* What you should do *
Match the string "Trump" against each line below, and copy every line that matches.

* Input data *

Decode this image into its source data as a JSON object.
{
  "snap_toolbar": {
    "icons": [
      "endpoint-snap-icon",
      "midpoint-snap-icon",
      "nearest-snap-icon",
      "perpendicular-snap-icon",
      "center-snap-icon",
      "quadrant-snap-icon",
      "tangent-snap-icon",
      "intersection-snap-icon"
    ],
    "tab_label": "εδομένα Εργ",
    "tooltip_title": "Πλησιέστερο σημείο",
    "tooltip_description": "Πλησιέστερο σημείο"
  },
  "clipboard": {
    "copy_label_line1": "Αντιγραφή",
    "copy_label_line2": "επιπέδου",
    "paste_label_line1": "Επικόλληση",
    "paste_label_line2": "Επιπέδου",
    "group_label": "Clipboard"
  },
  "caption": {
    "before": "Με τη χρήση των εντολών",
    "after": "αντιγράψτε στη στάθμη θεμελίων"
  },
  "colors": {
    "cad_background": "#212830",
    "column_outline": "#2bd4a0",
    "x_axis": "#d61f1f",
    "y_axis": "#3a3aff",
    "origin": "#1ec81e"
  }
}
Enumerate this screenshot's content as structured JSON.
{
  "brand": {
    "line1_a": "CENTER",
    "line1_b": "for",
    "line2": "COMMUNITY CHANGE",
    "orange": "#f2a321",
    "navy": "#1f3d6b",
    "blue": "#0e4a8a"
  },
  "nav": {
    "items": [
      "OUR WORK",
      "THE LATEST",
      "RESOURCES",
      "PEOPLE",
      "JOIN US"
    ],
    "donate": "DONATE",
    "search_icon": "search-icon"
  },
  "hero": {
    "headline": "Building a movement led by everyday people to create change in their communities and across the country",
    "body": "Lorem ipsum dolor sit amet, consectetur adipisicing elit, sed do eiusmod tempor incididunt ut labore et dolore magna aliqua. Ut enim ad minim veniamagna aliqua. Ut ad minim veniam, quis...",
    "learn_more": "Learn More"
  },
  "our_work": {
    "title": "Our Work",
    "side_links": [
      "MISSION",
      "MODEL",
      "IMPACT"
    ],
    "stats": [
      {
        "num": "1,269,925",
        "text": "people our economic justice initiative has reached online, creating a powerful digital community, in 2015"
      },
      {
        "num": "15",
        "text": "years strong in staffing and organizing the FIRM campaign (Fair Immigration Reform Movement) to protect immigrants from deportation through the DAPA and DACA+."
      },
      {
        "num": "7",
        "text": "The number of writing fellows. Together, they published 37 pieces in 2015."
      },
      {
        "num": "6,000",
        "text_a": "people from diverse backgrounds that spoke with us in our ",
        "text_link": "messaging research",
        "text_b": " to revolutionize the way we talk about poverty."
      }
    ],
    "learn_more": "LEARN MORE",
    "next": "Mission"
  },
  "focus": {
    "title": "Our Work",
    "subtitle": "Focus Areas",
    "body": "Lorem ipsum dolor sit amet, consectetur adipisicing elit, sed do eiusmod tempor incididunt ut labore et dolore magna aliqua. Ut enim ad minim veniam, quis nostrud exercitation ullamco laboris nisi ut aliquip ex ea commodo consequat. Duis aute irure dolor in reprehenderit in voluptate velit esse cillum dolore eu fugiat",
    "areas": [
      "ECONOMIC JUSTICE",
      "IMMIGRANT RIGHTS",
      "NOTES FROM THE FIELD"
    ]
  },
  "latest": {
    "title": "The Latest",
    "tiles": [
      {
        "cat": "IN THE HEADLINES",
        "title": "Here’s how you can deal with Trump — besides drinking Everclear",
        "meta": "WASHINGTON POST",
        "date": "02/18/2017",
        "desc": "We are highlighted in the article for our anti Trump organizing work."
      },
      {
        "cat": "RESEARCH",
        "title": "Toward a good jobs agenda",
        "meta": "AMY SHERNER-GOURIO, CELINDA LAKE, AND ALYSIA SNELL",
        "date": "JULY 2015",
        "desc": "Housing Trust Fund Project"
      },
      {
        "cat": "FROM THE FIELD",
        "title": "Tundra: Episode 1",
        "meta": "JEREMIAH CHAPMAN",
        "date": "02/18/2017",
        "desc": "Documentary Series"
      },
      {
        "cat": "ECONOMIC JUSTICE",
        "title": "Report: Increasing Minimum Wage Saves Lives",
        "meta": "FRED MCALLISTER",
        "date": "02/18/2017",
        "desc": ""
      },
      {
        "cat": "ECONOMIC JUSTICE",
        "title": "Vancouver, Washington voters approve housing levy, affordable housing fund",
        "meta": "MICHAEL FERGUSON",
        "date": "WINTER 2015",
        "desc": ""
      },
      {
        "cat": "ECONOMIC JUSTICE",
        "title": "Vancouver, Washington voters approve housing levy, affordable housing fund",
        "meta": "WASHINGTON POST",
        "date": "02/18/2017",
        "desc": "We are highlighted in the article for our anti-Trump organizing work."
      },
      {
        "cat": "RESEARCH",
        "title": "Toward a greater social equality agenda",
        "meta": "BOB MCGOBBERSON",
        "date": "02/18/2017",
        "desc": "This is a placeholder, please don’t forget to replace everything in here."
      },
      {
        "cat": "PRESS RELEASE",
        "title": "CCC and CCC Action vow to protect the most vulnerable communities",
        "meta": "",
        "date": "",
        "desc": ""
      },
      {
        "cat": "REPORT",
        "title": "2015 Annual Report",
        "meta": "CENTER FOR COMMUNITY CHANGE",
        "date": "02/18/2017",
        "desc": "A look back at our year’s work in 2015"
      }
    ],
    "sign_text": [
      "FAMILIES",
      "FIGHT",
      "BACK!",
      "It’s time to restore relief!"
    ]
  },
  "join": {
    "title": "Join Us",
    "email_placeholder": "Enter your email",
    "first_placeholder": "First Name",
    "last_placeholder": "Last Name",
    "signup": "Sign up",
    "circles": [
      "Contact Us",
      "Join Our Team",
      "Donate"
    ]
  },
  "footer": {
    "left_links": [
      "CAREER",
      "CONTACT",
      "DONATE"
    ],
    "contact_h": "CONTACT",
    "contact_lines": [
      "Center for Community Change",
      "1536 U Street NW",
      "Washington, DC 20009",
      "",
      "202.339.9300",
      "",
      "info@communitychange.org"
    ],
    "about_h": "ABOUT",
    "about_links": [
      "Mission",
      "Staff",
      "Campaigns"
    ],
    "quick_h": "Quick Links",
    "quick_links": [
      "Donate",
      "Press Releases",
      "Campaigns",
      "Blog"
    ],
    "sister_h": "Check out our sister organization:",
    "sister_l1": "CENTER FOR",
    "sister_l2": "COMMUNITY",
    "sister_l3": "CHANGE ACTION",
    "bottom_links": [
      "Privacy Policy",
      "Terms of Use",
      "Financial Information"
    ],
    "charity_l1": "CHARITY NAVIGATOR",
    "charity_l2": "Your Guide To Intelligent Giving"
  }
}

* Task result *
        "title": "Here’s how you can deal with Trump — besides drinking Everclear",
        "desc": "We are highlighted in the article for our anti Trump organizing work."
        "desc": "We are highlighted in the article for our anti-Trump organizing work."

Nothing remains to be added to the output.